■ The problem
One line at a time, check the entries below for the word "JSON", and copy each line that has it.
Input below:
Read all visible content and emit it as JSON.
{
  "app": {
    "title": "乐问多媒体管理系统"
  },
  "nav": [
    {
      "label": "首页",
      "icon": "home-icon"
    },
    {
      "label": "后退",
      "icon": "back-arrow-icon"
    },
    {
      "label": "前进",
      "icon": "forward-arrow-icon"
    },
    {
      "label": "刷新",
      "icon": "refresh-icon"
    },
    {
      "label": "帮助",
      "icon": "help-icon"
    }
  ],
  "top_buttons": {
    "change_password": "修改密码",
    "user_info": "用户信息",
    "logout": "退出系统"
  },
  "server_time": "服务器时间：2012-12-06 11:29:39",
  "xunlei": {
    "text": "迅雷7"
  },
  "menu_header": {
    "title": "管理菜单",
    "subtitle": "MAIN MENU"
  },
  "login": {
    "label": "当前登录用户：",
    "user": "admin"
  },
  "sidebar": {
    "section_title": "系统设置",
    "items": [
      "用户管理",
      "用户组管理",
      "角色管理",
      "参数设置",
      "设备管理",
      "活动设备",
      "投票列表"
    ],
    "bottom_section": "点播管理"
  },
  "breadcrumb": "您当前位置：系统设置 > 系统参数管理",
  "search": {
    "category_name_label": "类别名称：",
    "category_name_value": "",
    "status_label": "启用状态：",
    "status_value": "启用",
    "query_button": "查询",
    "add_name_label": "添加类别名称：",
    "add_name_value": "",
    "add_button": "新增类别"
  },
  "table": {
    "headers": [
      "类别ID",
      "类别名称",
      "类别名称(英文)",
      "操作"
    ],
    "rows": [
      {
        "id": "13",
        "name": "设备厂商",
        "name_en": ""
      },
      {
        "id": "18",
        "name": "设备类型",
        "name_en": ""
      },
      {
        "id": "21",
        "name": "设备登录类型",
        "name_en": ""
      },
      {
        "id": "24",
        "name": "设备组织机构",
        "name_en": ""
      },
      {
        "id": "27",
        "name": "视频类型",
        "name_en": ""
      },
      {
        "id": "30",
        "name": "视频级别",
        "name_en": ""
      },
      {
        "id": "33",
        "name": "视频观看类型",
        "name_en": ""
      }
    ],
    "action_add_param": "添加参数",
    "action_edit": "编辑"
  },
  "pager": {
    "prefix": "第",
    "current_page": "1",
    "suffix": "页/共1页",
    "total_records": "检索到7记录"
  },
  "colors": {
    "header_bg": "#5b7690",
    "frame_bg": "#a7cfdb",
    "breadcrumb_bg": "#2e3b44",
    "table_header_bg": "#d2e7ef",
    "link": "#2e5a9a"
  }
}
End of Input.
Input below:
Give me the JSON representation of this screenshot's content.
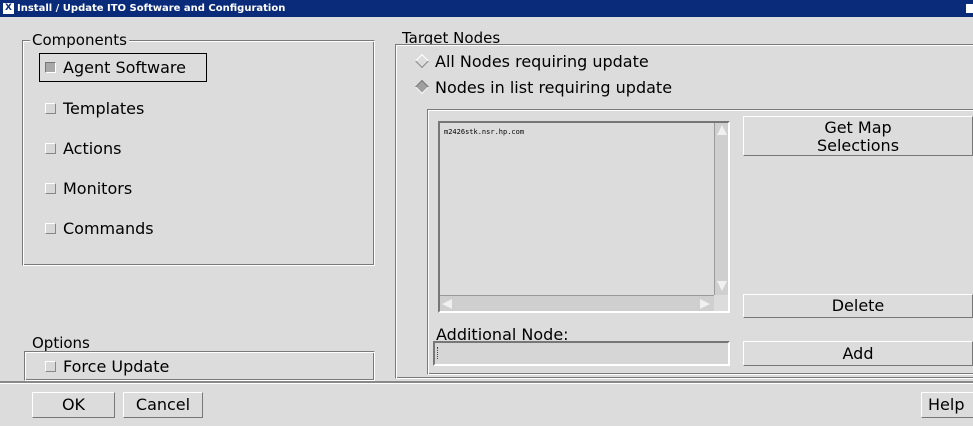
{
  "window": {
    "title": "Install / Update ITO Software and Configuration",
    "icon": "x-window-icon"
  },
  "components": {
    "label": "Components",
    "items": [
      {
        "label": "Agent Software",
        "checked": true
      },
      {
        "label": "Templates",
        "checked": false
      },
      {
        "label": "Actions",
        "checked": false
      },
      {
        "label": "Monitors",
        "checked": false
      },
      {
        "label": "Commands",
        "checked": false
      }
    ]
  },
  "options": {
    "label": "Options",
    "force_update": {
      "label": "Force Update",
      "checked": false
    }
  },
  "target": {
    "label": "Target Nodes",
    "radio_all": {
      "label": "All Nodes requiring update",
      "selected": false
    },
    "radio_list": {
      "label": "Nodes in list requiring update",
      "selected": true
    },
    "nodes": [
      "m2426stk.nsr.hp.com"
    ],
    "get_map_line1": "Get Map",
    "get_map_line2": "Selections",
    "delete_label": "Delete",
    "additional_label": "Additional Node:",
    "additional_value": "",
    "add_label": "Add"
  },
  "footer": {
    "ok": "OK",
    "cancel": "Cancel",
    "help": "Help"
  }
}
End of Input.
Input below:
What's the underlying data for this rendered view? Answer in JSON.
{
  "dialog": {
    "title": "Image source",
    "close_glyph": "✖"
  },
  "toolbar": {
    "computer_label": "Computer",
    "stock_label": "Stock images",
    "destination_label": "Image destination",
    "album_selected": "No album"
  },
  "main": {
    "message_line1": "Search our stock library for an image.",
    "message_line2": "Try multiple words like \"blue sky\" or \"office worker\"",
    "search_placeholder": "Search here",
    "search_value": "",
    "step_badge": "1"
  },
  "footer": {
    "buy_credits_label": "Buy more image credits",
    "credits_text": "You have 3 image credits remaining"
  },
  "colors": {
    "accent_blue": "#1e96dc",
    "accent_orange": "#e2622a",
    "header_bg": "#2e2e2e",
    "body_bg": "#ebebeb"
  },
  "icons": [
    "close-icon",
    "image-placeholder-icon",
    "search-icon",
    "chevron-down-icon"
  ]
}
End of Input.
■ Reply to the task
Read all visible content and emit it as JSON.
Give me the JSON representation of this screenshot's content.
What's the underlying data for this rendered view? Answer in JSON.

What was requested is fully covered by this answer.